A preliminary hearing into February's deadly bushfires in the Australian state of Victoria has been told people were not properly warned.
The "Black Saturday" bushfires ripped across the state, claiming 173 lives, devastating 78 communities and destroying 2,029 homes.
The counsel assisting the Victorian Bushfires Royal Commission, Jack Rush QC, told the Victorian County Court on Monday that people were not aware they would be dealing with a fire of "phenomenal" speed on 7 February.
He says the fire danger index reached previously unrecorded levels that day, but the only warnings many people received were that there was a total fire ban and it would be a day of extreme fire risk.
Mr Rush says such warnings may not have adequately conveyed the danger.
He says the Commission will hear evidence in the coming weeks that for many people, the warnings were not a trigger to leave their homes early.
"Whilst people knew that the 7th of February would be a day of extreme risk, they did not have the understanding that the risk, as the McArthur Forest Fire Index demonstrated, carried with it the potential of a fire that could not be fought," he said.
"Evidence to be placed before the Royal Commission will indicate that the system of communication of warnings did not cope on 7th February 2009 and that warnings fell behind the advancing fires."
He said bushfire warnings issued will be a particular focus of the first batch of evidence that will be called by the Royal Commission.
"Evidence will demonstrate people remained in their homes unaware of approaching fires, until it was too late," he said.
Stay or go policy
The stay or go policy will also be a key focus of the Royal Commission.
He said compared to other countries, Australia's bushfire policy is unique, with fire authorities giving the public a choice to evacuate or stay and defend their homes.
"There will be evidence to suggest that accurate or timely information was not available during 7 February 2009," he said.
"Why would a resident of any of the fire affected areas implement the go policy if they were not aware of any fire threat?"
Mr Rush has told the commission there is no national standard for bushfire warnings and he says it is unclear who has responsibility for issuing warnings in Victoria.
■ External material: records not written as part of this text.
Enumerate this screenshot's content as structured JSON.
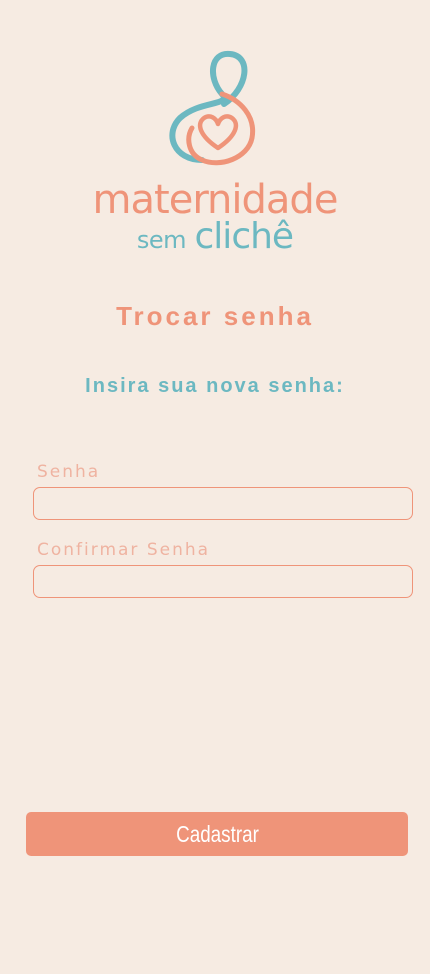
{
  "logo": {
    "line1": "maternidade",
    "line2_small": "sem",
    "line2_large": "clichê"
  },
  "page": {
    "title": "Trocar senha",
    "subtitle": "Insira sua nova senha:"
  },
  "form": {
    "password_label": "Senha",
    "password_value": "",
    "confirm_label": "Confirmar Senha",
    "confirm_value": "",
    "submit_label": "Cadastrar"
  },
  "colors": {
    "background": "#f6ebe2",
    "accent_coral": "#ef9479",
    "accent_teal": "#6cb8c1"
  }
}
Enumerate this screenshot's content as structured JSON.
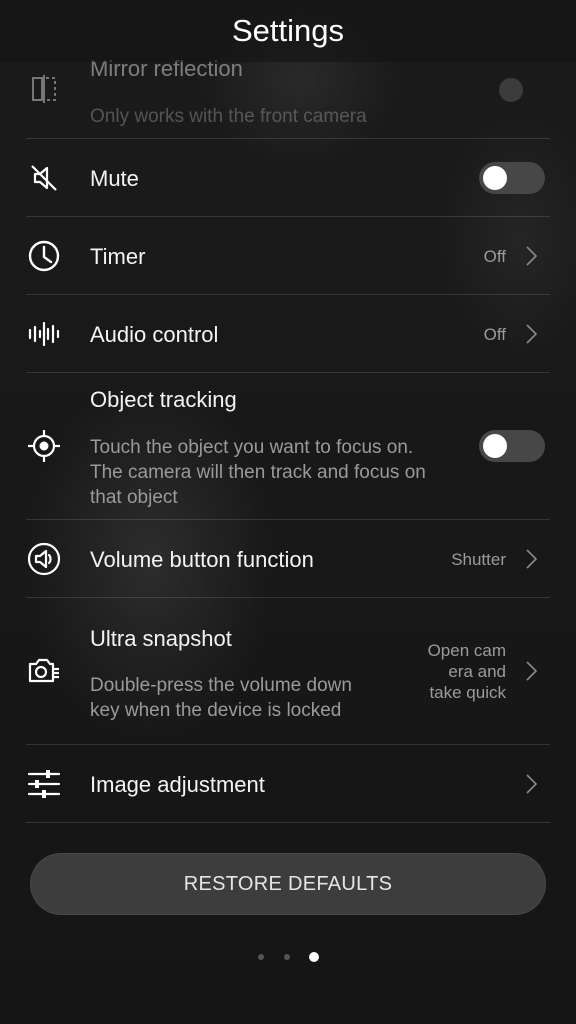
{
  "header": {
    "title": "Settings"
  },
  "settings": {
    "mirror": {
      "label": "Mirror reflection",
      "subtitle": "Only works with the front camera",
      "icon": "mirror-icon"
    },
    "mute": {
      "label": "Mute",
      "toggle": "off",
      "icon": "mute-icon"
    },
    "timer": {
      "label": "Timer",
      "value": "Off",
      "icon": "clock-icon"
    },
    "audio": {
      "label": "Audio control",
      "value": "Off",
      "icon": "audio-wave-icon"
    },
    "tracking": {
      "label": "Object tracking",
      "subtitle_lines": [
        "Touch the object you want to focus on.",
        "The camera will then track and focus on",
        "that object"
      ],
      "toggle": "off",
      "icon": "crosshair-icon"
    },
    "volume": {
      "label": "Volume button function",
      "value": "Shutter",
      "icon": "volume-icon"
    },
    "ultra": {
      "label": "Ultra snapshot",
      "subtitle_lines": [
        "Double-press the volume down",
        "key when the device is locked"
      ],
      "value_lines": [
        "Open cam",
        "era and",
        "take quick"
      ],
      "icon": "camera-icon"
    },
    "image": {
      "label": "Image adjustment",
      "icon": "sliders-icon"
    }
  },
  "footer": {
    "restore_label": "RESTORE DEFAULTS",
    "page_dots": {
      "count": 3,
      "active_index": 2
    }
  },
  "colors": {
    "background": "#141414",
    "toggle_track": "#474747",
    "button": "#3d3d3d"
  }
}
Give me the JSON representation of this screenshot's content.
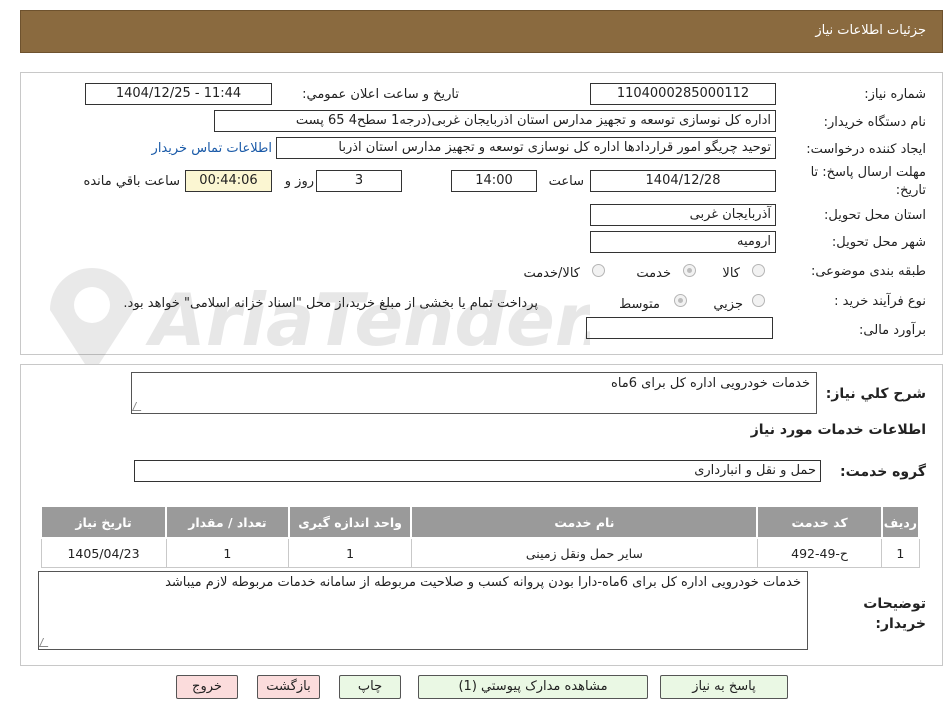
{
  "header": {
    "title": "جزئیات اطلاعات نیاز"
  },
  "form": {
    "need_number_label": "شماره نیاز:",
    "need_number": "1104000285000112",
    "announce_label": "تاریخ و ساعت اعلان عمومي:",
    "announce_value": "1404/12/25 - 11:44",
    "buyer_org_label": "نام دستگاه خریدار:",
    "buyer_org": "اداره کل نوسازی   توسعه و تجهیز مدارس استان اذربایجان غربی(درجه1  سطح4  65 پست",
    "creator_label": "ایجاد کننده درخواست:",
    "creator": "توحید چریگو امور قراردادها اداره کل نوسازی   توسعه و تجهیز مدارس استان اذربا",
    "contact_link": "اطلاعات تماس خریدار",
    "deadline_label": "مهلت ارسال پاسخ: تا تاریخ:",
    "deadline_date": "1404/12/28",
    "time_label": "ساعت",
    "deadline_time": "14:00",
    "days_value": "3",
    "days_label": "روز و",
    "remaining_time": "00:44:06",
    "remaining_label": "ساعت باقي مانده",
    "province_label": "استان محل تحویل:",
    "province": "آذربایجان غربی",
    "city_label": "شهر محل تحویل:",
    "city": "ارومیه",
    "category_label": "طبقه بندی موضوعی:",
    "category_options": [
      "کالا",
      "خدمت",
      "کالا/خدمت"
    ],
    "category_selected": "خدمت",
    "process_label": "نوع فرآیند خرید :",
    "process_options": [
      "جزیي",
      "متوسط"
    ],
    "process_selected": "متوسط",
    "process_note": "پرداخت تمام یا بخشی از مبلغ خرید،از محل \"اسناد خزانه اسلامی\" خواهد بود.",
    "budget_label": "برآورد مالی:",
    "budget": ""
  },
  "description": {
    "label": "شرح کلي نیاز:",
    "value": "خدمات خودرویی اداره کل برای 6ماه"
  },
  "services_section": {
    "title": "اطلاعات خدمات مورد نیاز",
    "group_label": "گروه خدمت:",
    "group_value": "حمل و نقل و انبارداری"
  },
  "table": {
    "headers": [
      "ردیف",
      "کد خدمت",
      "نام خدمت",
      "واحد اندازه گیری",
      "تعداد / مقدار",
      "تاریخ نیاز"
    ],
    "rows": [
      [
        "1",
        "ح-49-492",
        "سایر حمل ونقل زمینی",
        "1",
        "1",
        "1405/04/23"
      ]
    ]
  },
  "buyer_notes": {
    "label": "توضیحات خریدار:",
    "value": "خدمات خودرویی اداره کل برای 6ماه-دارا بودن پروانه کسب و صلاحیت مربوطه از سامانه خدمات مربوطه لازم میباشد"
  },
  "buttons": {
    "reply": "پاسخ به نیاز",
    "attachments": "مشاهده مدارک پیوستي (1)",
    "print": "چاپ",
    "back": "بازگشت",
    "exit": "خروج"
  },
  "watermark": {
    "text": "AriaTender.net"
  },
  "colors": {
    "header_bg": "#8a6a3f",
    "timer_bg": "#fbf6d2",
    "table_header_bg": "#9a9a9a",
    "link": "#1a5aa8"
  }
}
Witnesses will begin giving evidence on 11 May and the commission is due to deliver an interim report in August.